For the last two months I have talked to students and teens at the high school where I work. There have been tears, complaints, and laughter. All of this surrounds the fact that our school will not sponsor a Prom in the Spring.
You see, where I live, Prom is no longer the event where you can take pictures, have dinner, and dance with your friends before graduation. In fact, the dance has little to nothing to do with Prom as it has become.
- Very few will stay for longer than an hour at a dance they have paid almost $300 to attend.
- Parents throw parties before the Prom because they consider it safer if their teens “drink at home.”
- Limos have alcohol in them, even though the passengers are in high school.
- After being at Prom, it isn’t uncommon to go to a club in the city, rent a boat with friends to have an after-party, or to go straight to what is known as the “Prom Weekend.”
- Prom Weekend is usually in a rented house, guaranteed by a parent, stocked with alcohol and unsupervised.
- I can count on one hand the number of teens I have talked to who have had a good time at these Proms.
In all the time I have have worked with teens, I have come to hate the time of year that Prom is scheduled. I see the most dedicated teens abandon the morals they have embraced all year because of one weekend that most of the time they don’t even enjoy.
- Prom has become something bigger then what it was ever supposed to be. Far from the one night “dress up and dance,” it has become a pressure-filled weekend to party without authority.

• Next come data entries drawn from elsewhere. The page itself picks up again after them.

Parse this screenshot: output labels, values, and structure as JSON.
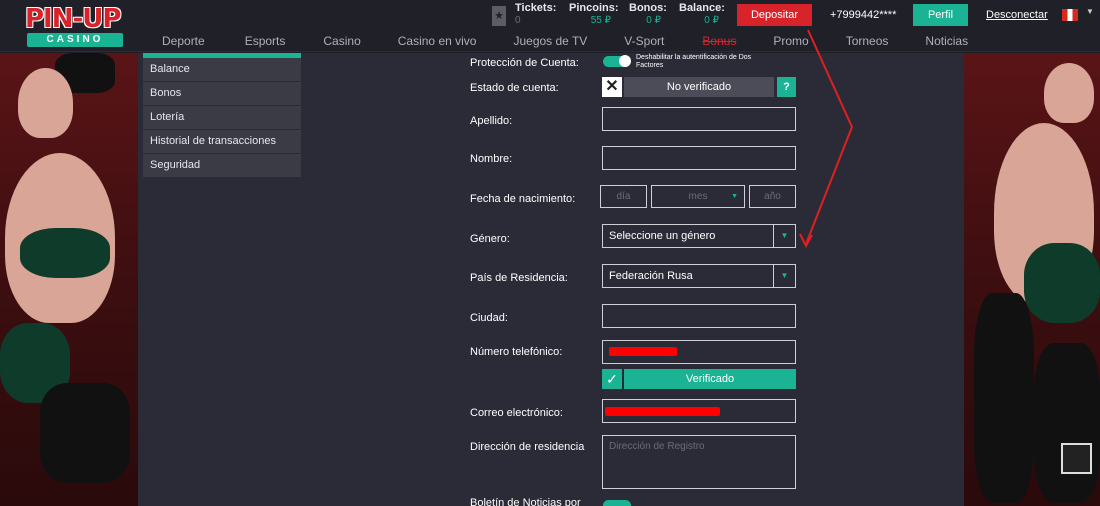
{
  "brand": {
    "logo_top": "PIN-UP",
    "logo_bottom": "CASINO"
  },
  "nav": [
    {
      "label": "Deporte"
    },
    {
      "label": "Esports"
    },
    {
      "label": "Casino"
    },
    {
      "label": "Casino en vivo"
    },
    {
      "label": "Juegos de TV"
    },
    {
      "label": "V-Sport"
    },
    {
      "label": "Bonus"
    },
    {
      "label": "Promo"
    },
    {
      "label": "Torneos"
    },
    {
      "label": "Noticias"
    }
  ],
  "account": {
    "tickets_label": "Tickets:",
    "tickets_value": "0",
    "pincoins_label": "Pincoins:",
    "pincoins_value": "55 ₽",
    "bonos_label": "Bonos:",
    "bonos_value": "0 ₽",
    "balance_label": "Balance:",
    "balance_value": "0 ₽",
    "deposit_label": "Depositar",
    "phone": "+7999442****",
    "profile_label": "Perfil",
    "logout_label": "Desconectar"
  },
  "sidebar": {
    "items": [
      {
        "label": "Balance"
      },
      {
        "label": "Bonos"
      },
      {
        "label": "Lotería"
      },
      {
        "label": "Historial de transacciones"
      },
      {
        "label": "Seguridad"
      }
    ]
  },
  "form": {
    "protection_label": "Protección de Cuenta:",
    "tfa_text": "Deshabilitar la autentificación de Dos Factores",
    "status_label": "Estado de cuenta:",
    "status_value": "No verificado",
    "help_symbol": "?",
    "lastname_label": "Apellido:",
    "lastname_value": "",
    "firstname_label": "Nombre:",
    "firstname_value": "",
    "birth_label": "Fecha de nacimiento:",
    "day_placeholder": "día",
    "month_placeholder": "mes",
    "year_placeholder": "año",
    "gender_label": "Género:",
    "gender_value": "Seleccione un género",
    "country_label": "País de Residencia:",
    "country_value": "Federación Rusa",
    "city_label": "Ciudad:",
    "city_value": "",
    "phone_label": "Número telefónico:",
    "verified_label": "Verificado",
    "email_label": "Correo electrónico:",
    "address_label": "Dirección de residencia",
    "address_placeholder": "Dirección de Registro",
    "newsletter_label": "Boletín de Noticias por"
  },
  "colors": {
    "accent": "#1ab394",
    "danger": "#d8232a",
    "panel": "#2a2b37"
  }
}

- There is always pain associated with Prom that the Youth Minister, Teacher, or Priest must clean up. Not with every teen, but with more then we would care to admit it. I have sat with teens who have cried (and some have been guys) because they are being pressured to work three jobs to afford Prom. They have cried because of decisions they made that led to pregnancy, sexual assault, drunk driving, the police, and not to mention the damage that was done spiritually. Many times they can never admit this to their parents, even when encouraged to.
- I haven’t spoken to one student, teen, or parent that wants to participate in the post-prom “orgy” that has been on display in the time I have been working with teens. To a person, every single one simply wants to go to a dance and dress up with their friends for one last party before they graduate. Yet for some reason they feel that they must drink before, drink in the limo, sleep with their boyfriend or girlfriend, go to the prom weekend. Why the contradiction?
- The girls seem to care more about the “prom experience” as it was meant to be than the guys. The girls seem to have a fantasy night in their head of the date, the dress, etc. Overall, the guys simply want to hang out.
What is the solution? I see the pain that students feel when the school will no longer sponsor a Prom, but what other option does the school have? Every year we see so much hurt. Every year we see so much pain. Every year we see people manipulate you teens to get as much money from you as possible by throwing every temptation in your face.
If you were throwing a party every year and after the party, people used it as an excuse to engage in ritual suicide, would you continue to have the party? If students, teens, those that I want to lead to Christ more than anything use a party that I sponsor to engage in ritual spiritual suicide, what do I do?
The Prom needs to be re-invented. Maybe it needs a new name. Maybe we need new traditions. Maybe it simply cannot exist in any form because our society is so caught up with money, things, and consuming everything.
We were made to love people and use things and somehow it all became mixed up.
So now the school I have the honor of working with is trying to change a tradition, a culture… the Prom. I know it hurts. Change always does.
But think about it, we have a chance to be the first school that lets you be free from the pressure, free to be who you really want to be, not what you think you should be.